William Bouguereau, Dante and Virgil, 1850
Happy Halloween! I've already written about Botticelli's depiction of Dante's Hell, but the story isn't why I wanted to discuss this painting. I just thought it was creepy, with its vampiric and demonic elements. William Bouguereau (1825-1905) is mostly known for his traditional paintings of classical themes––nude women, cherubs, mythic scenes, nymphs––that are quite well done and generally pleasant and agreeable. This painting demonstrates that he also had a talent for high drama. The scene is based on a minor episode from Inferno where Dante and Virgil witness a fight between two damned souls, and one gets bitten on the neck. Bouguereau interpreted the incident with this extremely sexual, homoerotic cast. Bouguereau's skill is evident, showing great realism in the contortion of the men's muscles, and he uses vivid color and excellent shading throughout the canvas.
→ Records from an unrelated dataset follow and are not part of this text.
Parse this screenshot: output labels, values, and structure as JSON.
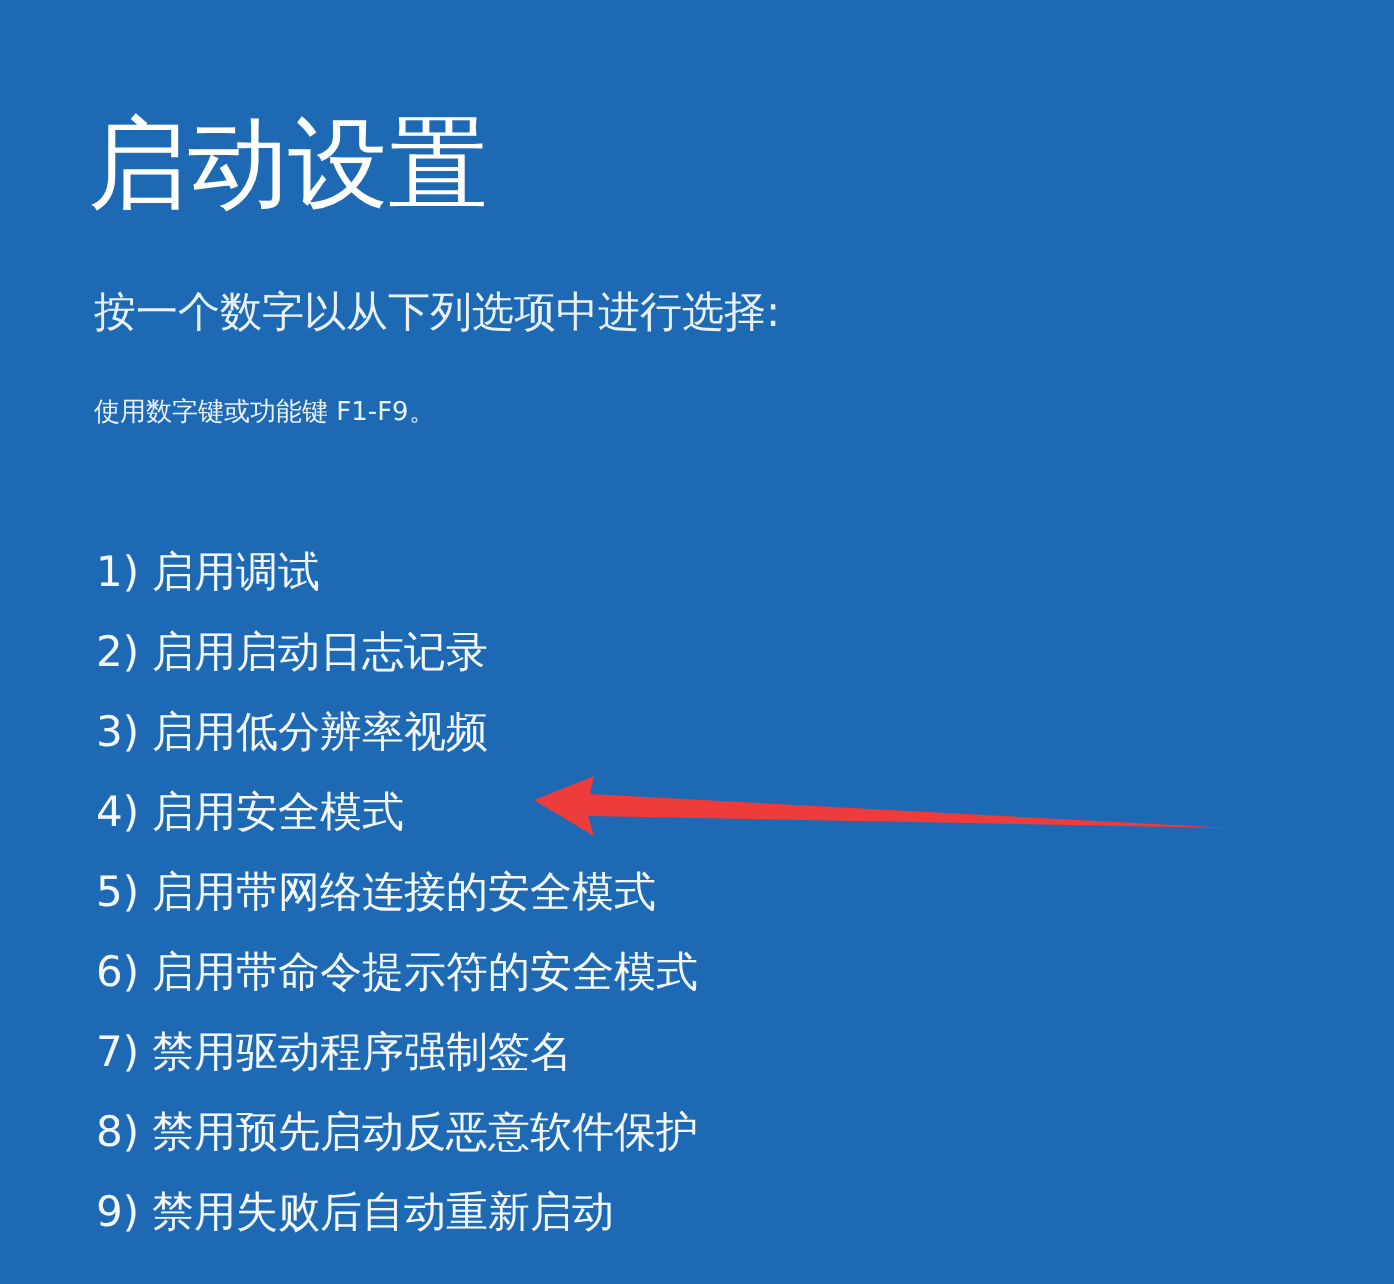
{
  "title": "启动设置",
  "subtitle": "按一个数字以从下列选项中进行选择:",
  "hint": "使用数字键或功能键 F1-F9。",
  "options": [
    {
      "label": "1) 启用调试",
      "pointed": false
    },
    {
      "label": "2) 启用启动日志记录",
      "pointed": false
    },
    {
      "label": "3) 启用低分辨率视频",
      "pointed": false
    },
    {
      "label": "4) 启用安全模式",
      "pointed": true
    },
    {
      "label": "5) 启用带网络连接的安全模式",
      "pointed": false
    },
    {
      "label": "6) 启用带命令提示符的安全模式",
      "pointed": false
    },
    {
      "label": "7) 禁用驱动程序强制签名",
      "pointed": false
    },
    {
      "label": "8) 禁用预先启动反恶意软件保护",
      "pointed": false
    },
    {
      "label": "9) 禁用失败后自动重新启动",
      "pointed": false
    }
  ]
}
The image of the attacker as a vampire is difficult to ignore; even his ravenous eyes and burning red hair contribute to that impression. The overall creepiness is enhanced by the pile of bodies engaged in orgiastic suffering on the right and the demon leering above the whole scene.
I saw this painting in a fascinating exhibition at Musée d'Orsay entitle Angel of the Bizarre: Dark Romanticism from Goya to Max Ernst. The exhibition explored the romantic fascination with the dark and gothic over the course of about a century in a half. Among the other pieces included there were Henri Fuseli's The Nightmare (1781) and Sin Pursued by Death (1797), Edvard Munch's Vampire (1895), Francisco Goya's Witches' Flight (1798), Louis Boulanger's Les Fantômes (1829), Franz Stuck's La Péché (1893), Serafino Macchiati's The Visionary (1904), Gustave Moreau's Victim (which was quite unsettling in situ), and Carlos Schwabe's Death of the Gravedigger (1895). It was a fantastic exhibition and had so many perfect Halloween paintings that I couldn't resist sharing them.